Weiss carries a rough 208-278 managerial record through his first three years at the helm for Colorado, but it’s not like the rosters he’s been managing have been built to win.

The biggest need for the Rockies this winter is pitching — both starters and relievers — and general manager Jeff Bridich is also being retained for the 2016 season to try to find some.

Colorado’s starters and relievers combined for a 5.04 ERA in 2015, worst in MLB.

Colorado’s offense produced 737 runs, ranking fifth in the major leagues.

Astros flashing power early in AL Wild Card Game

Colby Rasmus
AP Photo/Kathy Willens

Houston got on the board first in Tuesday night’s American League Wild Card Game at Yankee Stadium when Colby Rasmus led off the top of the second inning with a solo home run to deep right field against Masahiro Tanaka.

It was the first career postseason homer for Rasmus, whose only other postseason experience came in 2009 with St. Louis. He slugged 25 home runs during the 2015 regular season and will be looking to cash in as a free agent whenever the Astros’ postseason runs come to an end. A big October (and perhaps early November) would obviously help that.

Tanaka retired the next two batters after the Rasmus bomb, but he gave up a single and two walks to load the bases before eventually inducing an inning-ending fielder’s choice groundout from Jose Altuve. Tanaka’s shakiness extended into the third and fourth innings, with Carlos Gomez adding a solo shot to left field in the top of the fourth.

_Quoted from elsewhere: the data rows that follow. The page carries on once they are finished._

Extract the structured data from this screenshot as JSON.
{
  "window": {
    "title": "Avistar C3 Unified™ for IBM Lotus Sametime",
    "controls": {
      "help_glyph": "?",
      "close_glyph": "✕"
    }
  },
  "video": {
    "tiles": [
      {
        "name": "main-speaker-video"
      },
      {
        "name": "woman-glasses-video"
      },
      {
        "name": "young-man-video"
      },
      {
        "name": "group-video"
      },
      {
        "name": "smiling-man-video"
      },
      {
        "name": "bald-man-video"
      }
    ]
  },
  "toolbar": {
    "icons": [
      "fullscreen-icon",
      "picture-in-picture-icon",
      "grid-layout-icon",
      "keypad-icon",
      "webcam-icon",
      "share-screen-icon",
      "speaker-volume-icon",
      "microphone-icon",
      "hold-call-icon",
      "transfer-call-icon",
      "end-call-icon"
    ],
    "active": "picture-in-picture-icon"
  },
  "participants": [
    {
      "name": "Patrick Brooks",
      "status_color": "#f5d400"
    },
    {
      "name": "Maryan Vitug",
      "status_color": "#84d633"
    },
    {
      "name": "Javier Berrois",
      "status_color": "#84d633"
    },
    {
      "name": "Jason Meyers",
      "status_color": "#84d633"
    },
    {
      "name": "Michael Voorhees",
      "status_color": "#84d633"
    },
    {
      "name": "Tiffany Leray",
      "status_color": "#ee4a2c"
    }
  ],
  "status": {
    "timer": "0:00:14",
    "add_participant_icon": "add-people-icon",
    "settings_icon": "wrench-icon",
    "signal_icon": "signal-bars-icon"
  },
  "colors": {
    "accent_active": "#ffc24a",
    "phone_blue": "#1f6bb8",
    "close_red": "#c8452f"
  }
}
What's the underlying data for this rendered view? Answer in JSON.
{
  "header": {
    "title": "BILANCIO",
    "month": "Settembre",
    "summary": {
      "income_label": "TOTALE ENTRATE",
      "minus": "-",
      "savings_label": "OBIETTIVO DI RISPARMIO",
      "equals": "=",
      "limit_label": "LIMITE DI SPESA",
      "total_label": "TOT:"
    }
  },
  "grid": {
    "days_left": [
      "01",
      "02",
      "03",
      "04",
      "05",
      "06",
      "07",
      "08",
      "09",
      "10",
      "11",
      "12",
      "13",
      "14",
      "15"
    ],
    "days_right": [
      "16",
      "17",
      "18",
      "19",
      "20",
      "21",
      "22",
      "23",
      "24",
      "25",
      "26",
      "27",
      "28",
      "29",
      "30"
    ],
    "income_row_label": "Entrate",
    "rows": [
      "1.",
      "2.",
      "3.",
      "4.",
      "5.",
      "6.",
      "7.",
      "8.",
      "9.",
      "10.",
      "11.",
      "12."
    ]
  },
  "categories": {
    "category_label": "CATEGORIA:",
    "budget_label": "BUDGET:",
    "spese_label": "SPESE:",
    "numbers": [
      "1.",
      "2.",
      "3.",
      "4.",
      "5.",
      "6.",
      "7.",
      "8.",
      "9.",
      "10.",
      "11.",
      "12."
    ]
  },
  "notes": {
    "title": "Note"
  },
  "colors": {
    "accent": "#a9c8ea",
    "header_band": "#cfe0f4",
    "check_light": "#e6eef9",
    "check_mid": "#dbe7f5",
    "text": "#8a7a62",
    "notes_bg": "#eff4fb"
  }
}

Houston leads 2-0 heading into the bottom of the fifth. Astros starter Dallas Keuchel has looked sharp on three days of rest, tallying five strikeouts through four scoreless frames.